In Identity Theft, a devised work now at the Cleveland Play House, seven grad student performers seek to explore the mysteries of identity in a work written and assembled by Anders Cato. The multi-tasking Cato translated the texts of August Strindberg, which are used in the piece, and also directs the 90-minute production.
The finished work provides often-stunning eye candy thanks to some dazzling lighting effects by Michael Boll and the fluid scenic design by Jill Davis. The non-linear and often fragmented scenes do a good job of mirroring the crazy-quilt nature of identity—how we are all many different people depending on the people we’re near and what the situation is.
And the performers—Therese Anderberg, Bernard Bygott, Drew Derek, TJ Gainley, Christa Hinckley, Sarah Kinsey and Stephen Spencer—are an energetic and committed lot.
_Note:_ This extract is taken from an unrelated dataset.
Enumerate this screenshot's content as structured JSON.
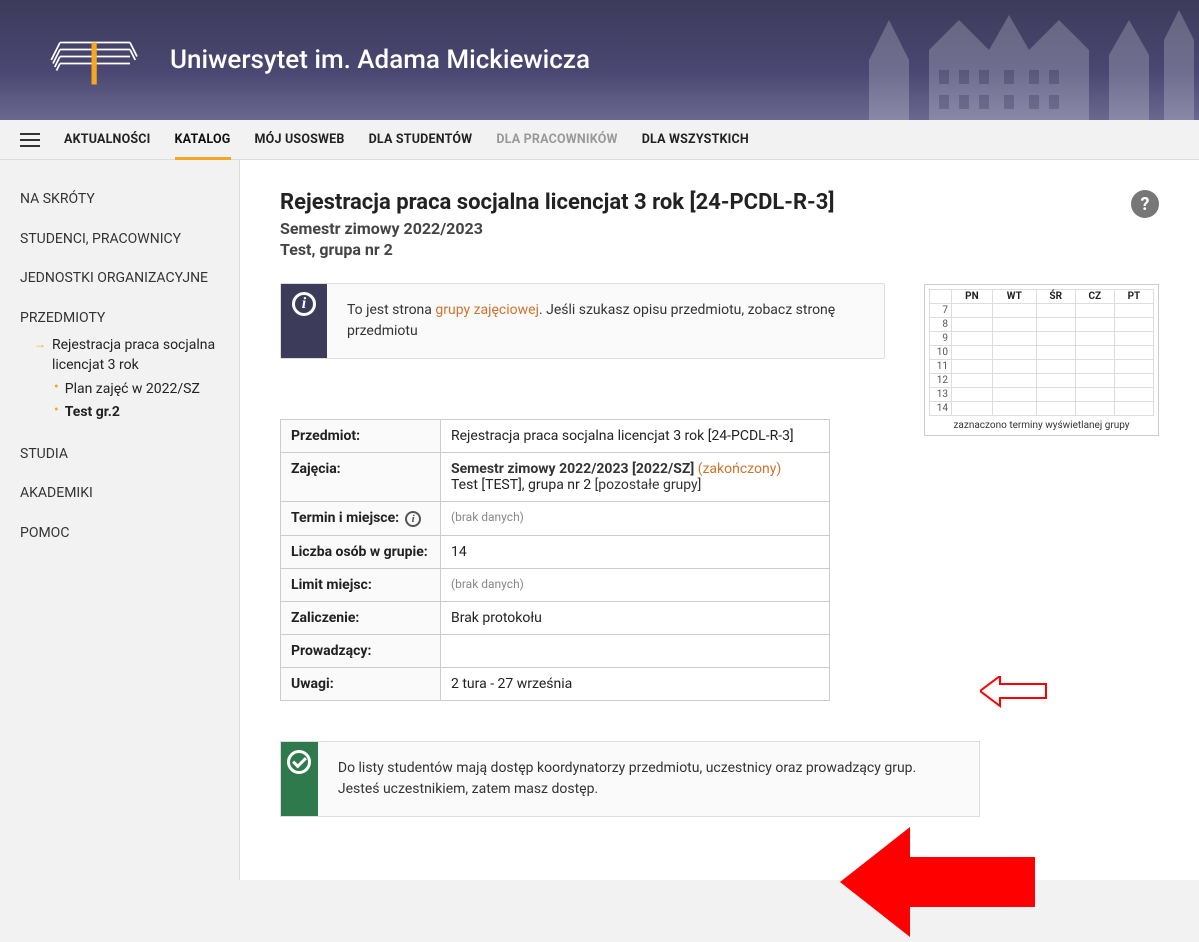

As a result, many of the individual scenes or moments work well in a vacuum.
But this show, like so many devised plays (which are put together with the input of the cast and designers), has one major flaw: no one on stage has anything at stake, nothing they’re risking.
By using Strindberg as their starting point, Cato and company have found a compelling and richly contradictory focus, as that playwright swung from pole to pole in his private passions and relationships.
But Strindberg had to deal with the consequences of his fractured identity. And so do characters in a more traditional play. But Identity Theft gives everyone a free pass as they try on different identities and personas, holding and dancing with pieces-parts of store mannequins as they move and sing and, at time, settle down for a bit and actually talk.
But that talk never leads anywhere because there is another, completely different identity gambit rushing up to take its place. The true nature of identity, and of discovering who you really are, is not just a child’s game of trying on different faces.
In reality, even small identity changes can create monumental ripple effects for the person and for their friends and loved ones. This is a complex reality more suited to being conveyed through storytelling, not a collage of impressions—however interesting on the surface they might be.
To sum up, Identity Theft a bold and often riveting theatrical experience. But it brings the audience no closer to understanding the volatile chemistry of identity because it chooses to ignore the human toll that such changes often demand.
Through March 9, produced by the Case Western Reserve University/Cleveland Play House MFA Acting Program, at PlayhouseSquare, The Helen (Lab Theatre), 1407 Euclid Avenue, 216-241-6000